Last Updated on
When to Call the Doctor During Pregnancy
It’s normal to have anxiety during your pregnancy about the physical changes you’re experiencing.
So many of these sensations during pregnancy can seem ambiguous:
Is light spotting during early pregnancy normal, or is it a sign of an early miscarriage?
Is a nagging headache just from stress, or is it something more serious?
How can you tell the difference between what is normal during pregnancy and when you should take action?
Is my weight gain during pregnancy normal, or is it due to OHSS during pregnancy?
Symptoms During Pregnancy
When to Call the Doctor?
Vaginal Bleeding or Spotting During Pregnancy
Slight spotting that goes away within a day
Any spotting or bleeding that lasts more than a day
Moderate to heavy bleeding during pregnancy
Any amount of bleeding during pregnancy accompanied by pain, fever, or chills
Pain During Pregnancy
Occasional pulling, twinging, or pinching sensation on one or both sides of the abdomen
Occasional mild headaches
Moderate, bothersome headache that won’t go away
Severe or persistent headache, especially with dizziness, faintness, or visual disturbances
Moderate or severe pelvic pain
Any degree of pelvic pain that doesn’t subside
Pain with fever or bleeding
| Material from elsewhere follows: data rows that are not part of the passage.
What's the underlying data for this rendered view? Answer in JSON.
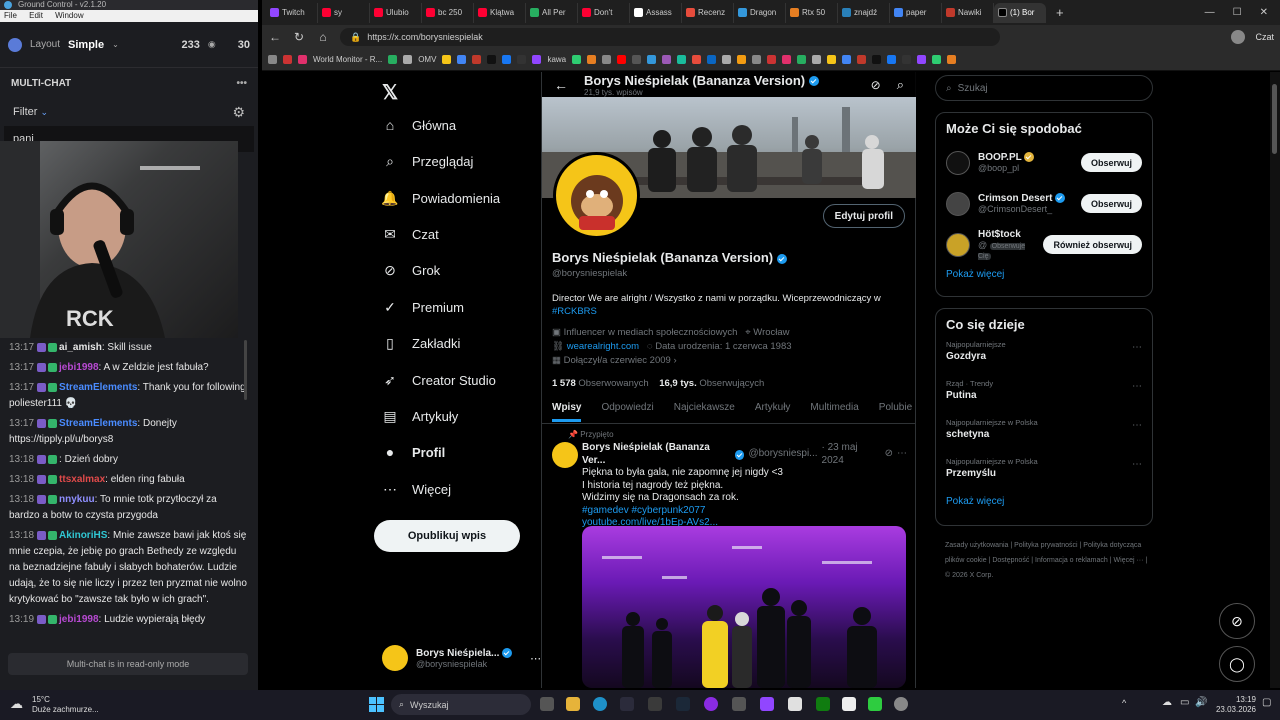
{
  "leftapp": {
    "title": "Ground Control - v2.1.20",
    "menu": [
      "File",
      "Edit",
      "Window"
    ],
    "layout_label": "Layout",
    "layout_value": "Simple",
    "viewers": "233",
    "count2": "30",
    "multichat_title": "MULTI-CHAT",
    "filter_label": "Filter",
    "filter_value": "pani",
    "readonly": "Multi-chat is in read-only mode",
    "messages": [
      {
        "time": "13:17",
        "user": "ai_amish",
        "ucolor": "#e6e6e6",
        "text": "Skill issue"
      },
      {
        "time": "13:17",
        "user": "jebi1998",
        "ucolor": "#b84ad3",
        "text": "A w Zeldzie jest fabuła?"
      },
      {
        "time": "13:17",
        "user": "StreamElements",
        "ucolor": "#4a8cff",
        "text": "Thank you for following poliester111 💀"
      },
      {
        "time": "13:17",
        "user": "StreamElements",
        "ucolor": "#4a8cff",
        "text": "Donejty https://tipply.pl/u/borys8"
      },
      {
        "time": "13:18",
        "user": "",
        "ucolor": "#3d3df0",
        "text": "Dzień dobry"
      },
      {
        "time": "13:18",
        "user": "ttsxalmax",
        "ucolor": "#e04a4a",
        "text": "elden ring fabuła"
      },
      {
        "time": "13:18",
        "user": "nnykuu",
        "ucolor": "#8f8fff",
        "text": "To mnie totk przytłoczył za bardzo a botw to czysta przygoda"
      },
      {
        "time": "13:18",
        "user": "AkinoriHS",
        "ucolor": "#30c7d3",
        "text": "Mnie zawsze bawi jak ktoś się mnie czepia, że jebię po grach Bethedy ze względu na beznadziejne fabuły i słabych bohaterów. Ludzie udają, że to się nie liczy i przez ten pryzmat nie wolno krytykować bo \"zawsze tak było w ich grach\"."
      },
      {
        "time": "13:19",
        "user": "jebi1998",
        "ucolor": "#b84ad3",
        "text": "Ludzie wypierają błędy"
      }
    ]
  },
  "browser": {
    "tabs": [
      {
        "label": "Twitch",
        "color": "#9146ff"
      },
      {
        "label": "sy",
        "color": "#ff0033"
      },
      {
        "label": "Ulubio",
        "color": "#ff0033"
      },
      {
        "label": "bc 250",
        "color": "#ff0033"
      },
      {
        "label": "Klątwa",
        "color": "#ff0033"
      },
      {
        "label": "All Per",
        "color": "#27ae60"
      },
      {
        "label": "Don't",
        "color": "#ff0033"
      },
      {
        "label": "Assass",
        "color": "#ffffff"
      },
      {
        "label": "Recenz",
        "color": "#e74c3c"
      },
      {
        "label": "Dragon",
        "color": "#3498db"
      },
      {
        "label": "Rtx 50",
        "color": "#e67e22"
      },
      {
        "label": "znajdź",
        "color": "#2980b9"
      },
      {
        "label": "paper",
        "color": "#4285f4"
      },
      {
        "label": "Nawiki",
        "color": "#c0392b"
      },
      {
        "label": "(1) Bor",
        "color": "#000000"
      }
    ],
    "url": "https://x.com/borysniespielak",
    "bookmarks": [
      "World Monitor - R...",
      "OMV",
      "kawa"
    ]
  },
  "x": {
    "nav": [
      {
        "icon": "home-icon",
        "glyph": "⌂",
        "label": "Główna"
      },
      {
        "icon": "search-icon",
        "glyph": "⌕",
        "label": "Przeglądaj"
      },
      {
        "icon": "bell-icon",
        "glyph": "🔔",
        "label": "Powiadomienia"
      },
      {
        "icon": "mail-icon",
        "glyph": "✉",
        "label": "Czat"
      },
      {
        "icon": "grok-icon",
        "glyph": "⊘",
        "label": "Grok"
      },
      {
        "icon": "premium-icon",
        "glyph": "✓",
        "label": "Premium"
      },
      {
        "icon": "bookmark-icon",
        "glyph": "▯",
        "label": "Zakładki"
      },
      {
        "icon": "rocket-icon",
        "glyph": "➶",
        "label": "Creator Studio"
      },
      {
        "icon": "article-icon",
        "glyph": "▤",
        "label": "Artykuły"
      },
      {
        "icon": "profile-icon",
        "glyph": "●",
        "label": "Profil"
      },
      {
        "icon": "more-icon",
        "glyph": "⋯",
        "label": "Więcej"
      }
    ],
    "post_button": "Opublikuj wpis",
    "account_name": "Borys Nieśpiela...",
    "account_handle": "@borysniespielak",
    "header_name": "Borys Nieśpielak (Bananza Version)",
    "header_posts": "21,9 tys. wpisów",
    "edit_profile": "Edytuj profil",
    "profile_name": "Borys Nieśpielak (Bananza Version)",
    "profile_handle": "@borysniespielak",
    "bio": "Director We are alright / Wszystko z nami w porządku. Wiceprzewodniczący w",
    "bio_link": "#RCKBRS",
    "category": "Influencer w mediach społecznościowych",
    "location": "Wrocław",
    "website": "wearealright.com",
    "birth": "Data urodzenia: 1 czerwca 1983",
    "joined": "Dołączył/a czerwiec 2009",
    "following_count": "1 578",
    "following_label": "Obserwowanych",
    "followers_count": "16,9 tys.",
    "followers_label": "Obserwujących",
    "profile_tabs": [
      "Wpisy",
      "Odpowiedzi",
      "Najciekawsze",
      "Artykuły",
      "Multimedia",
      "Polubie"
    ],
    "pinned_label": "Przypięto",
    "post_author": "Borys Nieśpielak (Bananza Ver...",
    "post_handle": "@borysniespi...",
    "post_date": "· 23 maj 2024",
    "post_lines": [
      "Piękna to była gala, nie zapomnę jej nigdy <3",
      "I historia tej nagrody też piękna.",
      "Widzimy się na Dragonsach za rok."
    ],
    "post_tags": "#gamedev #cyberpunk2077",
    "post_link": "youtube.com/live/1bEp-AVs2...",
    "search_placeholder": "Szukaj",
    "who_title": "Może Ci się spodobać",
    "who": [
      {
        "name": "BOOP.PL",
        "handle": "@boop_pl",
        "button": "Obserwuj",
        "color": "#111111",
        "badge": "gold"
      },
      {
        "name": "Crimson Desert",
        "handle": "@CrimsonDesert_",
        "button": "Obserwuj",
        "color": "#444444",
        "badge": "blue"
      },
      {
        "name": "Höt$tock",
        "handle": "@",
        "extra": "Obserwuje Cię",
        "button": "Również obserwuj",
        "color": "#c9a227",
        "badge": ""
      }
    ],
    "show_more": "Pokaż więcej",
    "trends_title": "Co się dzieje",
    "trends": [
      {
        "cat": "Najpopularniejsze",
        "name": "Gozdyra"
      },
      {
        "cat": "Rząd · Trendy",
        "name": "Putina"
      },
      {
        "cat": "Najpopularniejsze w Polska",
        "name": "schetyna"
      },
      {
        "cat": "Najpopularniejsze w Polska",
        "name": "Przemyślu"
      }
    ],
    "footer": [
      "Zasady użytkowania",
      "Polityka prywatności",
      "Polityka dotycząca plików cookie",
      "Dostępność",
      "Informacja o reklamach",
      "Więcej ···",
      "© 2026 X Corp."
    ]
  },
  "taskbar": {
    "temp": "15°C",
    "weather": "Duże zachmurze...",
    "search": "Wyszukaj",
    "time": "13:19",
    "date": "23.03.2026"
  }
}
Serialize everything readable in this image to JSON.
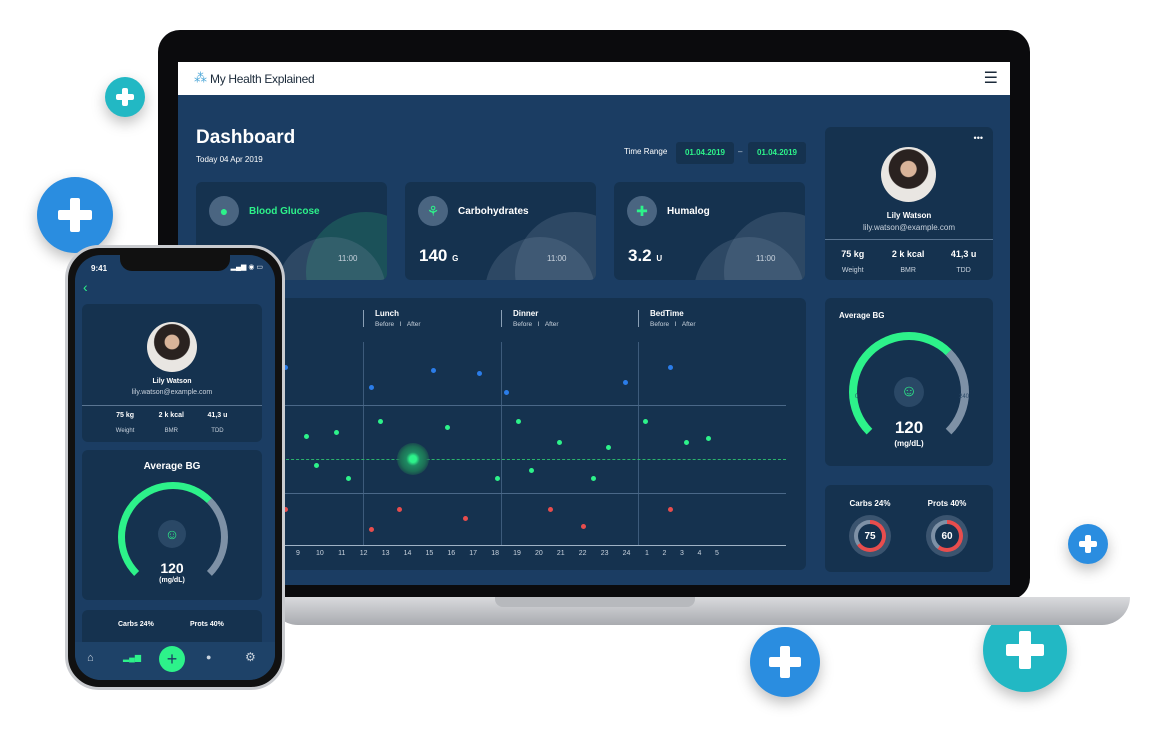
{
  "app": {
    "title": "My Health Explained",
    "menu_icon": "hamburger-icon"
  },
  "dashboard": {
    "title": "Dashboard",
    "date": "Today 04 Apr 2019",
    "time_range_label": "Time Range",
    "from": "01.04.2019",
    "sep": "–",
    "to": "01.04.2019"
  },
  "metrics": [
    {
      "label": "Blood Glucose",
      "value": "",
      "unit": "",
      "time": "11:00",
      "icon": "blood-drop-icon"
    },
    {
      "label": "Carbohydrates",
      "value": "140",
      "unit": "G",
      "time": "11:00",
      "icon": "wheat-icon"
    },
    {
      "label": "Humalog",
      "value": "3.2",
      "unit": "U",
      "time": "11:00",
      "icon": "syringe-icon"
    }
  ],
  "chart": {
    "groups": [
      {
        "name": "Lunch",
        "before": "Before",
        "sep": "I",
        "after": "After"
      },
      {
        "name": "Dinner",
        "before": "Before",
        "sep": "I",
        "after": "After"
      },
      {
        "name": "BedTime",
        "before": "Before",
        "sep": "I",
        "after": "After"
      }
    ],
    "ticks": [
      "9",
      "10",
      "11",
      "12",
      "13",
      "14",
      "15",
      "16",
      "17",
      "18",
      "19",
      "20",
      "21",
      "22",
      "23",
      "24",
      "1",
      "2",
      "3",
      "4",
      "5"
    ],
    "colors": {
      "high": "#2b7de9",
      "normal": "#2df28a",
      "low": "#e84d4d"
    }
  },
  "profile": {
    "name": "Lily Watson",
    "email": "lily.watson@example.com",
    "more": "•••",
    "stats": [
      {
        "value": "75 kg",
        "label": "Weight"
      },
      {
        "value": "2 k kcal",
        "label": "BMR"
      },
      {
        "value": "41,3 u",
        "label": "TDD"
      }
    ]
  },
  "avg_bg": {
    "title": "Average BG",
    "value": "120",
    "unit": "(mg/dL)",
    "min": "0",
    "max": "240",
    "fraction": 0.5
  },
  "macros": [
    {
      "label": "Carbs 24%",
      "value": "75",
      "fraction": 0.65
    },
    {
      "label": "Prots 40%",
      "value": "60",
      "fraction": 0.6
    }
  ],
  "phone": {
    "time": "9:41",
    "nav": [
      "home-icon",
      "stats-icon",
      "add-icon",
      "chat-icon",
      "settings-icon"
    ]
  }
}
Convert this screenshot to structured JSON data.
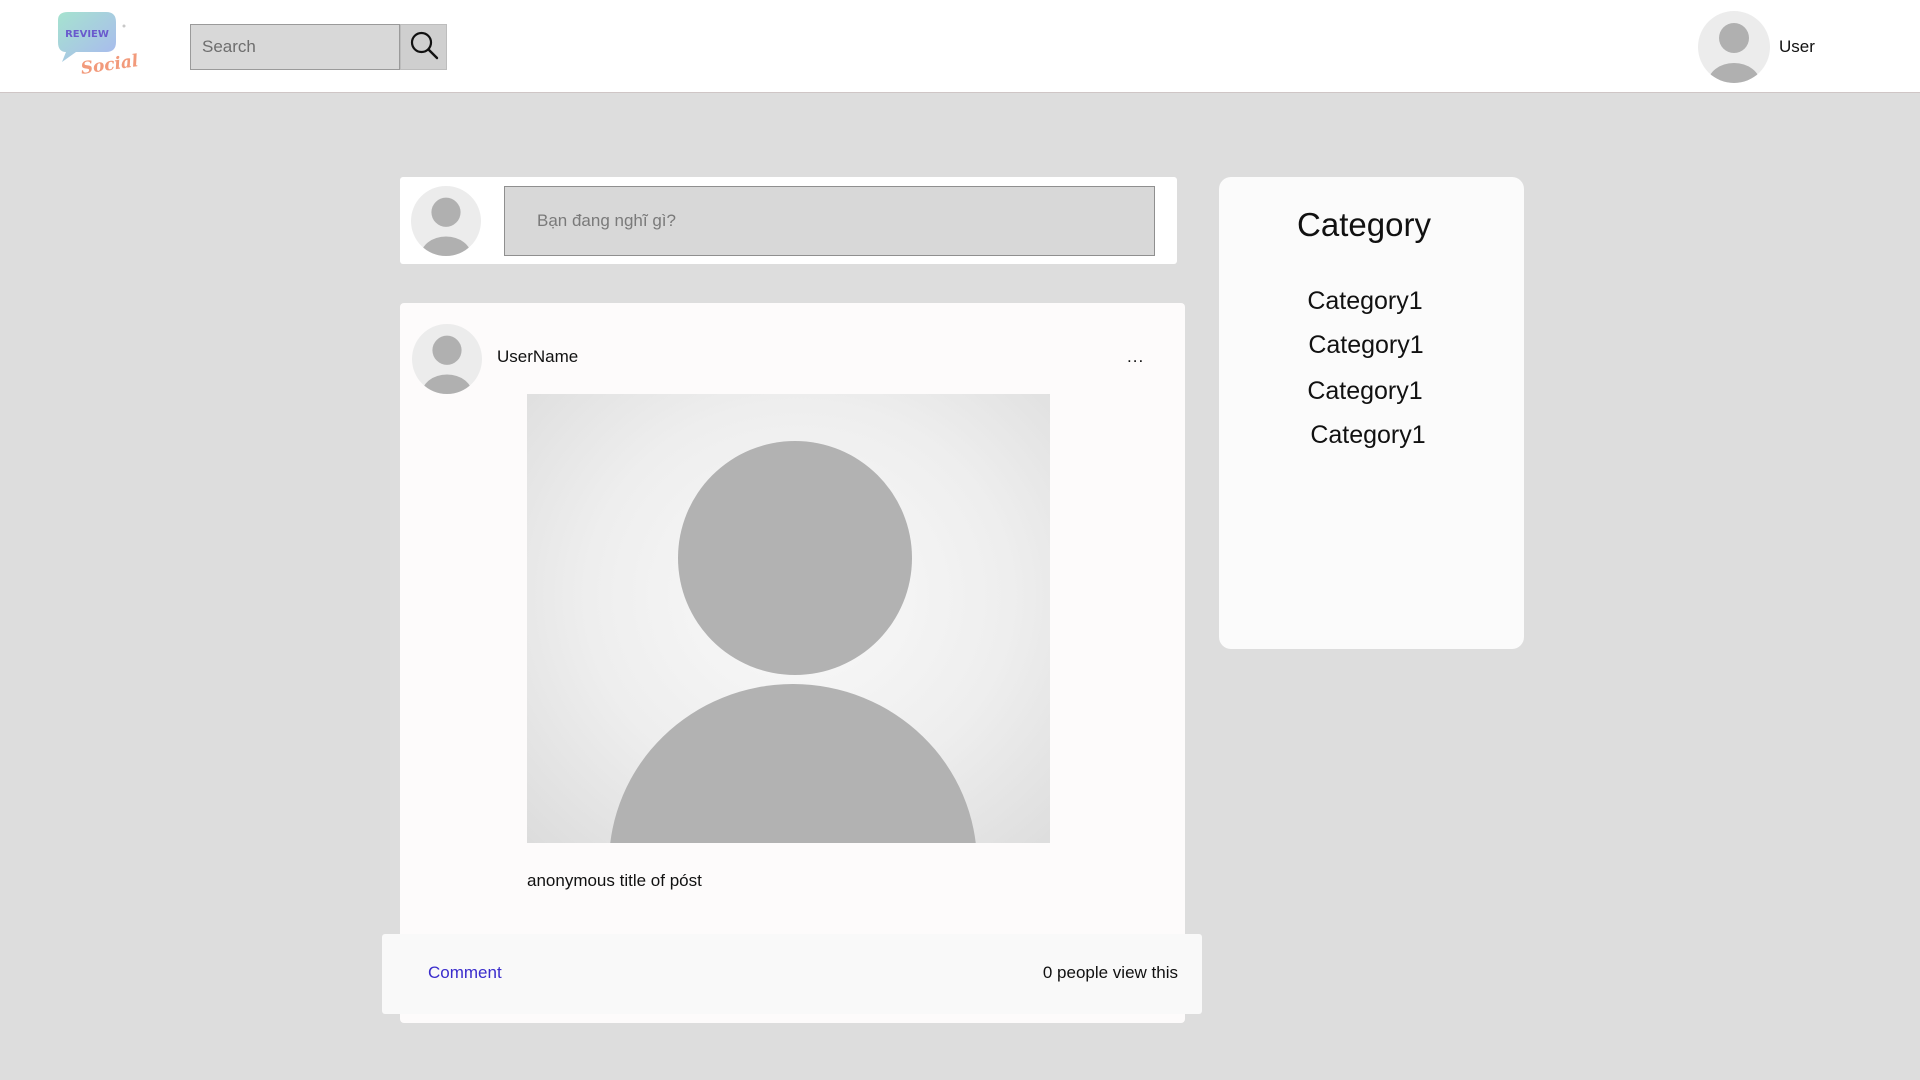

Vomiting During Pregnancy
Once every day
More than two or three times a day
With pain or fever
Other Symptoms During Pregnancy
Chills or fever (temperature of 102 degrees Fahrenheit/38.8 Celsius or higher)
Steady or heavy discharge of watery fluid from the vagina
Sudden swelling of face, hands, or feet
Visual disturbances (dimness, blurring)
In making these judgments, your doctor is your primary resource.
At your very first visit, ask for a list of the symptoms that she or he wants to hear about right away. Then you’ll have an idea of what your doctor considers an emergency.
If you’re still unsure about other symptoms, you can rely on the other care providers in your doctor’s office.
At your office visits, learn the names of the nurses, nurse-practitioners, physician assistants (PAs), and other staff you see most often.
Then, if something comes up that has you worried, you can ask for someone by name or by title. The staff will know from your symptoms whether to consult your doctor.
The bottom line, though, is this:
When in doubt, call your doctor.
It’s better to have a needless worry eased than to have a real source of concern ignored out of embarrassment or fear.